The Cork Deaf Association hold a variety of Sign Language classes at their centre in MacCurtain Street, Cork. Contact us for more information on:
- Accredited Sign Language Courses
- Introduction to Sign Language courses
We can also provide you with information for:
- one-to-one ISL tuition at the CDA centre or the venue of your choice
- ISL classes for your class, group, workplace or organisation
- Home Tutors
What is Irish Sign Language (ISL)?
ISL is the indigenous language of Irish Deaf people and of the Deaf community. ISL has been passed down by many generations of Deaf people. It is a visual, spatial language with its own distinct grammar. Not only is it a language of the hands, but also of the face and body.
Who uses Irish Sign Language?
There are approximately 5,000 Deaf people in Ireland whose first or preferred language is ISL. Approximately 40,000 other people, Deaf and Hearing, use ISL in addition to their first language.
Is ISL recognised in Ireland?
No. Although ISL was recognised in such legislation as the 1998 Education Act, it still has not received official status. In fact, although the European Parliament has passed two resolutions calling on member states to recognise their respective national sign languages, only 5 EU countries have done so: Denmark, Finland, Portugal, Sweden and the UK.
Why ISL recognition is important to Deaf community
The right to use one’s own language is an important human right. Like all linguistic minorities, members of the Deaf community have different degrees of access to the majority language of the wider community. For many, English is only a second or even third language. Consequently, written materials and spoken communication are often inaccessible to Deaf people. If ISL achieves official recognition, Deaf people will enjoy the same linguistic rights that Hearing people enjoy.
Benefits of ISL recognition
Recognition of ISL by the Irish Government will bring the following benefits:
- Linguistic status for ISL users, rather than Special Needs status
- Improved access to employment, health services and the media
- Inclusion of ISL and Deaf studies in the National Curriculum
- Access to interpreters’ services and enhanced interpreters’ professional training
- Quality and consistency of ISL training delivery
- Improved access to Justice
- Increased access to ISL and the Deaf community for Hearing parents and families
- Bilingual education for Deaf children giving equal status and support for learning and using ISL as well as English.
The Campaign for Irish Sign Language Recognition

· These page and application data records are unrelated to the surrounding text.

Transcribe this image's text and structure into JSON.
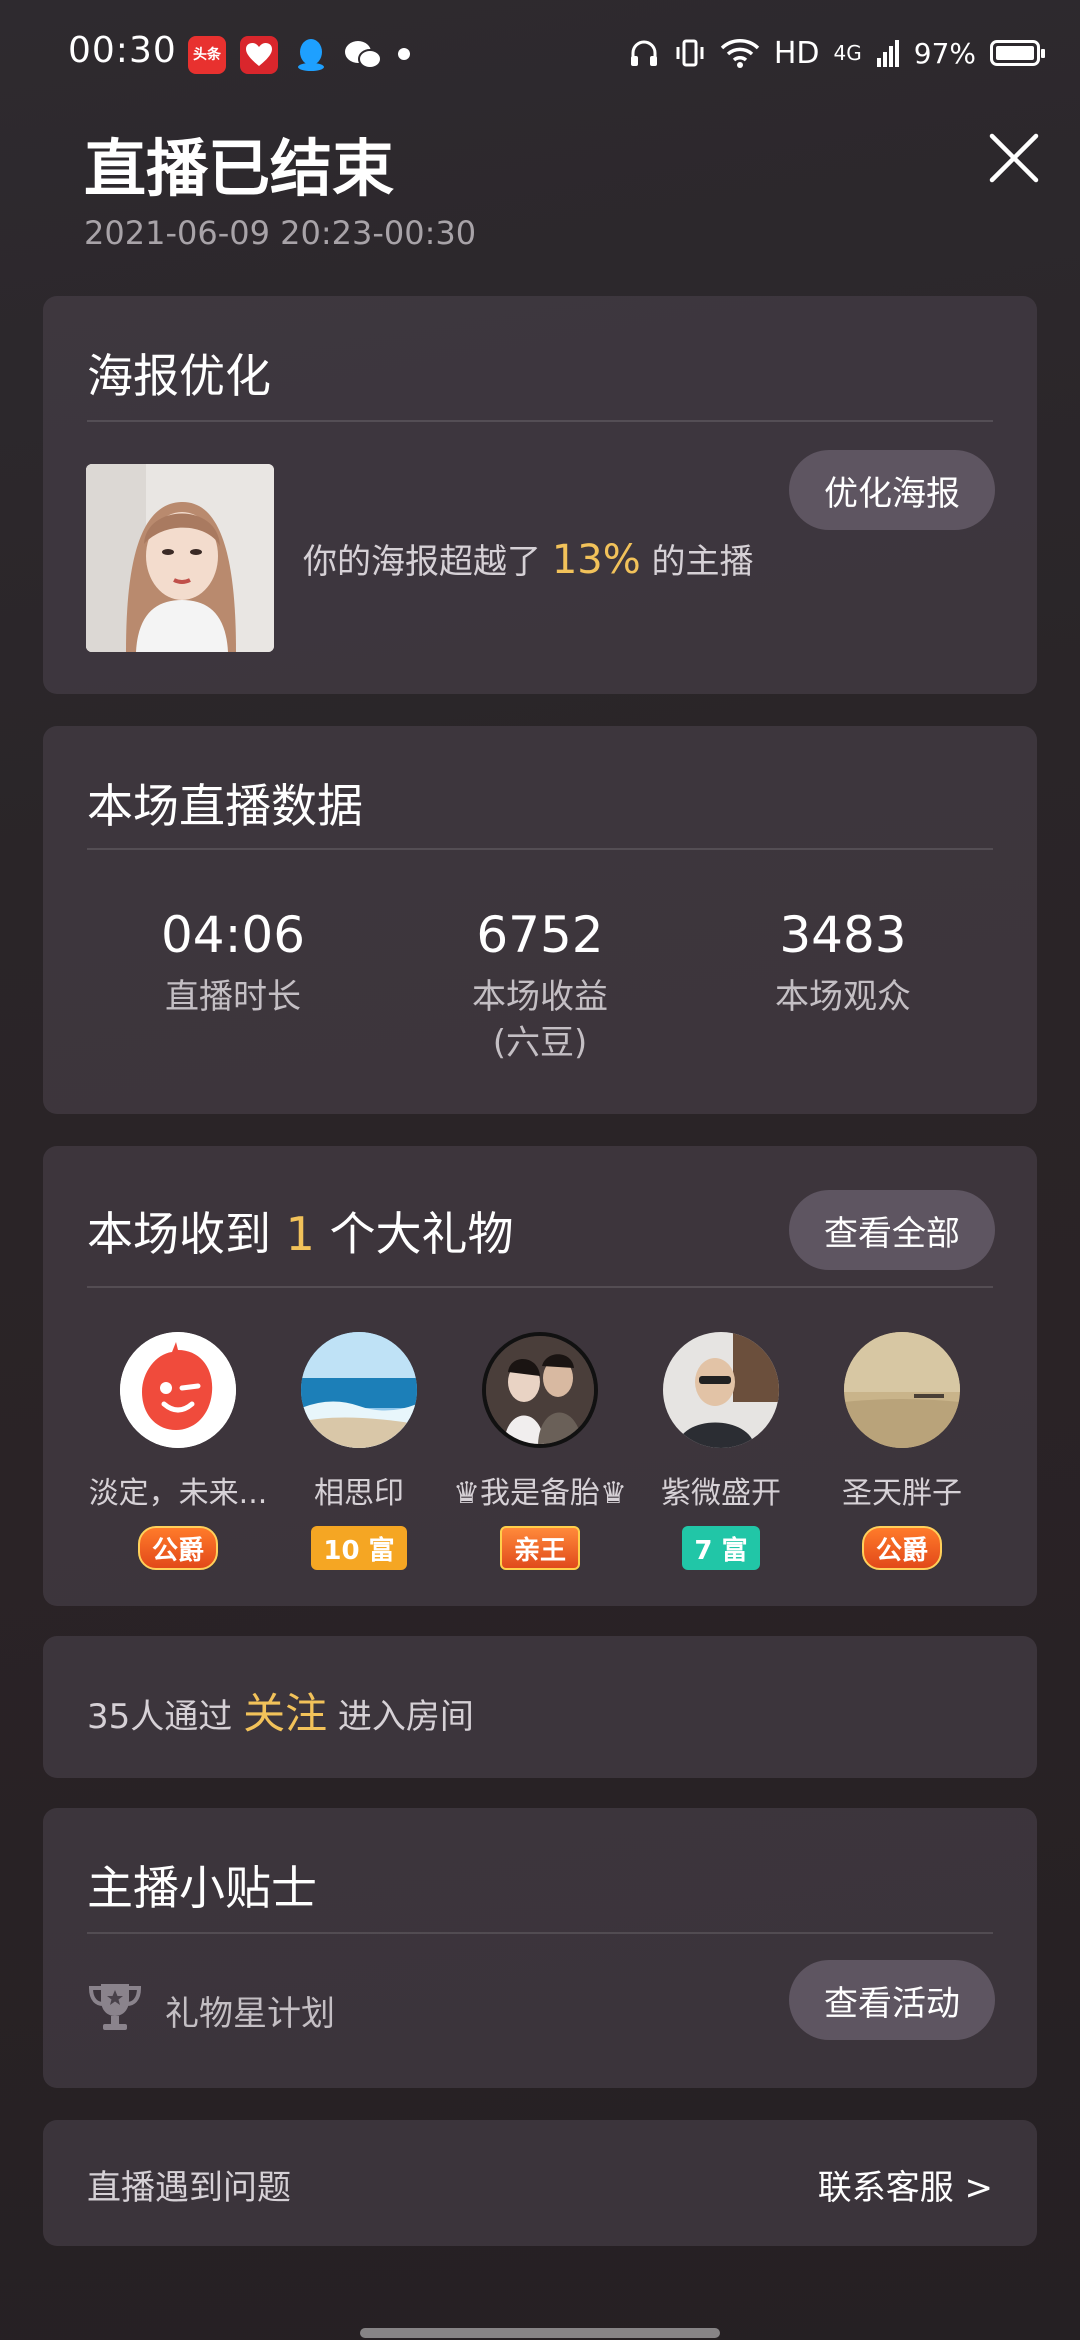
{
  "status_bar": {
    "time": "00:30",
    "app_icons": [
      "toutiao-icon",
      "heart-app-icon",
      "qq-icon",
      "wechat-icon"
    ],
    "toutiao_label": "头条",
    "hd_label": "HD",
    "network_label": "4G",
    "battery_text": "97%"
  },
  "header": {
    "title": "直播已结束",
    "subtitle": "2021-06-09 20:23-00:30"
  },
  "poster": {
    "title": "海报优化",
    "text_prefix": "你的海报超越了 ",
    "percent": "13%",
    "text_suffix": " 的主播",
    "button_label": "优化海报"
  },
  "stats": {
    "title": "本场直播数据",
    "items": [
      {
        "value": "04:06",
        "label": "直播时长",
        "sublabel": ""
      },
      {
        "value": "6752",
        "label": "本场收益",
        "sublabel": "(六豆)"
      },
      {
        "value": "3483",
        "label": "本场观众",
        "sublabel": ""
      }
    ]
  },
  "gifts": {
    "title_prefix": "本场收到 ",
    "count": "1",
    "title_suffix": " 个大礼物",
    "button_label": "查看全部",
    "gifters": [
      {
        "name": "淡定，未来...",
        "badge": "公爵"
      },
      {
        "name": "相思印",
        "badge": "10 富"
      },
      {
        "name": "♛我是备胎♛",
        "badge": "亲王"
      },
      {
        "name": "紫微盛开",
        "badge": "7 富"
      },
      {
        "name": "圣天胖子",
        "badge": "公爵"
      }
    ]
  },
  "follow": {
    "prefix": "35人通过 ",
    "highlight": "关注",
    "suffix": " 进入房间"
  },
  "tips": {
    "title": "主播小贴士",
    "item_label": "礼物星计划",
    "button_label": "查看活动"
  },
  "help": {
    "text": "直播遇到问题",
    "link_label": "联系客服 >"
  },
  "colors": {
    "accent": "#f2c25a",
    "card_bg": "#48414a",
    "button_bg": "#5e5561"
  }
}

Bill for Irish Sign Language Recognition Rejected by Seanad On Wednesday 22nd January 2014, a proposed Bill to enact the legal recognition of Irish Sign Language was rejected by just three votes in Seanad Eireann. The Bill was put forward by Senator Mark Daly and would have placed the Deaf Community on a much firmer footing in relation to accessing services. In discussing the Bill, Senator Daly referred to the current ‘ad hoc’ system of interpreter provision, which gives inconsistent access to services, including hospitals. The Bill included a requirement that public bodies and government departments implement action plans for Irish Sign Language, permitted the use of Irish Sign Language in Legal proceedings and provided for the regulation of Sign Language interpreters. Ireland lags seriously behind many other European countries in failing to legally recognize its indigenous Sign Language. It is also in breach of the Good Friday Agreement which provided for the official recognition of Irish Sign Language by both the North and the South. While the Northern Assembly has put provisions in place to recognize Irish Sign Language, the South has not yet done so. In debating the issue in the Seanad, many argued that it was important to develop services for the Deaf Community before legally recognizing Irish Sign Language. They believed that the alternative would be ‘putting the cart before the horse’. However, for many members of the Deaf Community, this argument side steps the main issue which is rooted in civil rights. While Irish Sign Language remains an officially ‘unrecognised’ language, the Irish Government curtails the ability of Deaf people to fully participate in Irish society. Consequently, Deaf people are denied the opportunity to be full Irish citizens. To keep up-to-date with the Campaign for Irish Sign Language Recognition, please follow the Irish Deaf Society’s Facebook page. The Cork Deaf Club is working in close partnership with the Irish Deaf Society in relation to the Campaign for Irish Sign Language recognition. You should also follow their Facebook page.
GET IN TOUCH
The Cork Deaf Association is located only ten minutes walk from Cork City’s central train and bus stations. View our location on the map. If you would like to get in touch with us please email us at firstname.lastname@example.org visit our Facebook page or call now on (021) 450 6190. Alternatively you can use our inquiry form. [/box]